Apr
8
comment Inducing long term low latent inhibition
You mentioned that you find the level of engagement we're giving your question surprising - it's relatively uncommon for people to engage beyond the first question and clarifying comments (if even that).
Apr
5
comment Inducing long term low latent inhibition
There are a lot more (non-typical) stimulants that may have an effect as well: (ar)modafinil, xanthine-derivatives, ampakines, phenyl-derivatives, and more. The buck doesn't stop at classic CNS stimulants!
Apr
5
comment Inducing long term low latent inhibition
That said, there is more to my answer than simply describing symptoms. It's a bit more mixed in there than I'd intended, but as best as I can I tried to give out a couple ideas - I have no idea if they'll work for you, but maybe give them a try? Up to you, but I wish you luck with your search, and I wish I could help more!
Apr
5
comment Inducing long term low latent inhibition
@awalley - I'm very sorry if I came off as antagonistic - this is a slightly sore point for me, as I've known many people who've only seen the show Prison Break, and so assume that LLI is this great, awesome-all-the-time, thing. The wording of your question poked that button, and for that I'm very sorry. I absolutely understand the impulse to get inside another person's head - I feel this myself on a daily basis; people are so interesting!

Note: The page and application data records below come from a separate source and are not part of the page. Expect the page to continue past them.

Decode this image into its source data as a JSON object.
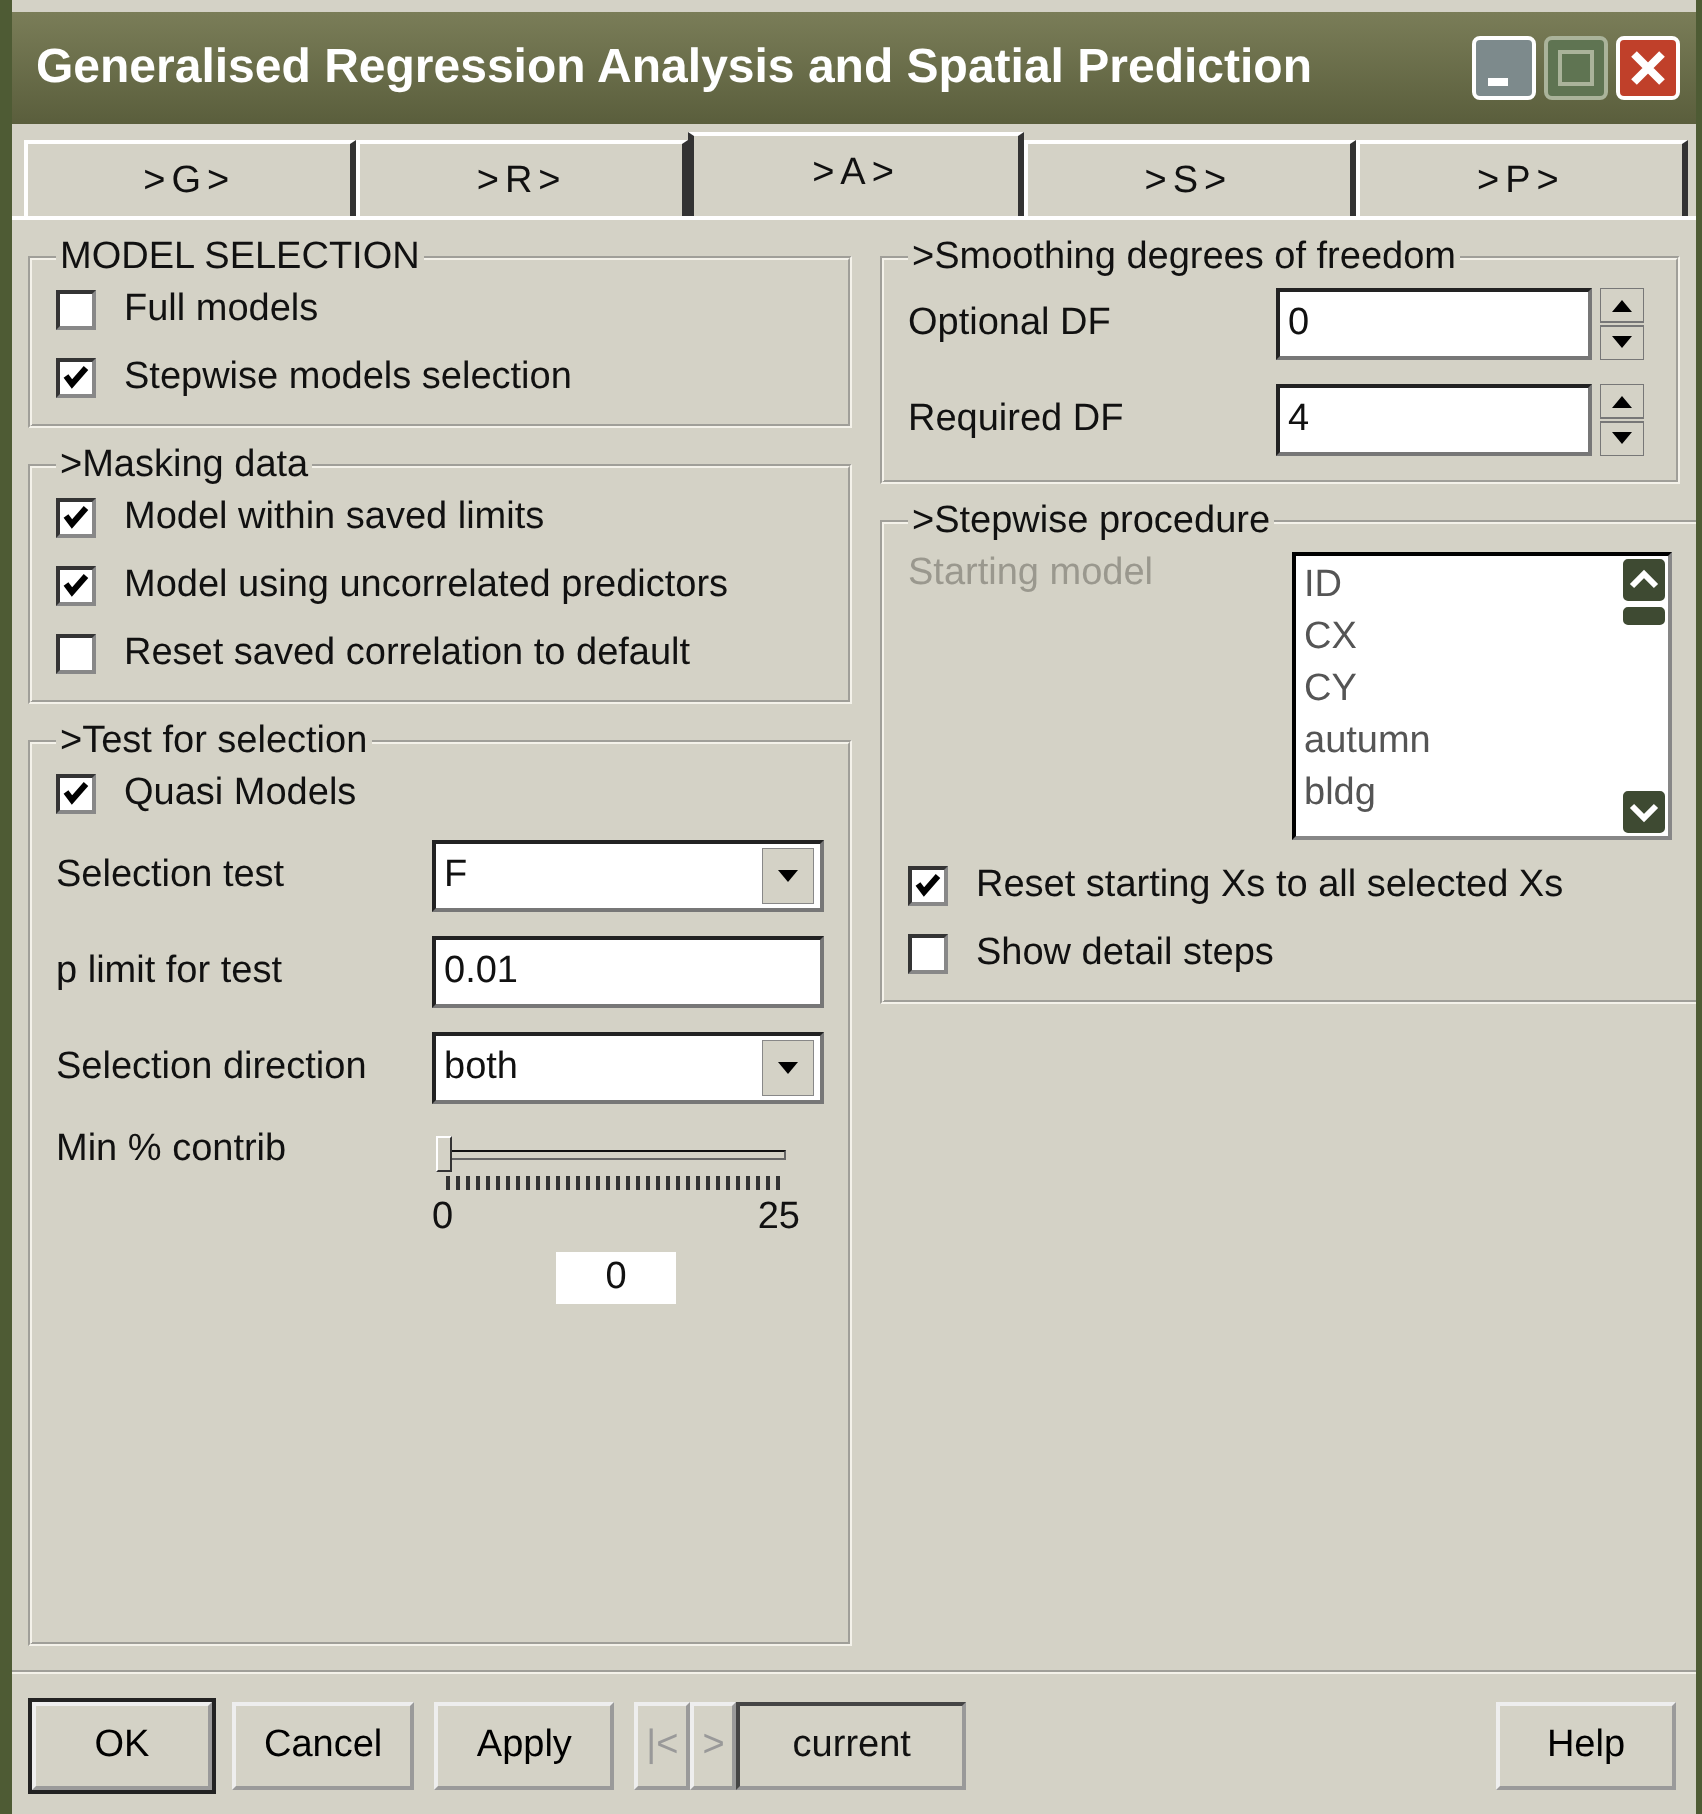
{
  "window": {
    "title": "Generalised Regression Analysis and Spatial Prediction"
  },
  "tabs": [
    {
      "label": ">G>",
      "selected": false
    },
    {
      "label": ">R>",
      "selected": false
    },
    {
      "label": ">A>",
      "selected": true
    },
    {
      "label": ">S>",
      "selected": false
    },
    {
      "label": ">P>",
      "selected": false
    }
  ],
  "model_selection": {
    "title": "MODEL SELECTION",
    "options": [
      {
        "label": "Full models",
        "checked": false
      },
      {
        "label": "Stepwise models selection",
        "checked": true
      }
    ]
  },
  "masking": {
    "title": ">Masking data",
    "options": [
      {
        "label": "Model within saved limits",
        "checked": true
      },
      {
        "label": "Model using uncorrelated predictors",
        "checked": true
      },
      {
        "label": "Reset saved correlation to default",
        "checked": false
      }
    ]
  },
  "test": {
    "title": ">Test for selection",
    "options": [
      {
        "label": "Quasi Models",
        "checked": true
      }
    ],
    "fields": [
      {
        "kind": "dropdown",
        "label": "Selection test",
        "value": "F"
      },
      {
        "kind": "text",
        "label": "p limit for test",
        "value": "0.01"
      },
      {
        "kind": "dropdown",
        "label": "Selection direction",
        "value": "both"
      }
    ],
    "slider": {
      "label": "Min % contrib",
      "level": 0,
      "min": "0",
      "max": "25",
      "value": "0"
    }
  },
  "smoothing": {
    "title": ">Smoothing degrees of freedom",
    "fields": [
      {
        "label": "Optional DF",
        "value": "0"
      },
      {
        "label": "Required DF",
        "value": "4"
      }
    ]
  },
  "stepwise": {
    "title": ">Stepwise procedure",
    "starting_model": {
      "label": "Starting model",
      "disabled": true,
      "items": [
        "ID",
        "CX",
        "CY",
        "autumn",
        "bldg"
      ]
    },
    "options": [
      {
        "label": "Reset starting Xs to all selected Xs",
        "checked": true
      },
      {
        "label": "Show detail steps",
        "checked": false
      }
    ]
  },
  "footer": {
    "left": [
      {
        "kind": "button",
        "label": "OK",
        "default": true
      },
      {
        "kind": "button",
        "label": "Cancel",
        "default": false
      },
      {
        "kind": "button",
        "label": "Apply",
        "default": false
      },
      {
        "kind": "nav",
        "label": "|<",
        "disabled": true
      },
      {
        "kind": "nav",
        "label": ">",
        "disabled": true
      },
      {
        "kind": "display",
        "label": "current"
      }
    ],
    "right": [
      {
        "kind": "button",
        "label": "Help",
        "default": false
      }
    ]
  }
}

I hope you can forgive this random Internet stranger...
Apr
4
comment Inducing long term low latent inhibition
Related: cogsci.stackexchange.com/questions/772/…
Apr
1
comment How exactly are socionics and MBTI different?
One was developed in the US, one was developed in the former Soviet bloc, and both are based on Carl Jung's archetypes? (tongue in cheek aside, nice question, and I'm interested in the answer. While a wiki search might answer this, having a more coherent compare/contrast would likely be helpful)
Apr
1
comment Why do people suddenly look back if you look at them for a while?
While I agree that it's an illusion of 'supernaturality' (I see what you're saying and agree with you), I have a slightly different experience with my own self-observation: I've found that very often people do not consciously perceive another person looking at them in their periphery - rather, there is a signal, in/to the consciousness, that 'something' is happening in the periphery. Many people will look around for the person staring at them, rather than looking directly at them the first time - indicating to me that they don't have immediate knowledge, only an indication.
Mar
31
comment Why do people suddenly look back if you look at them for a while?
(a) and (b) seem to show that this isn't always an illusion...
Mar
29
comment How long could Henry Molaison keep his memory of the present?
The Wikipedia page for Short-term memory references H.M. specifically, and gives the (uncited) length of 'up to 30 seconds' (though I should say I have no idea whether your first example is short-term, or the second is. I just don't know, sorry).
Mar
28
comment How long could Henry Molaison keep his memory of the present?
Might be related to the span of short-term memory in general? Not sure...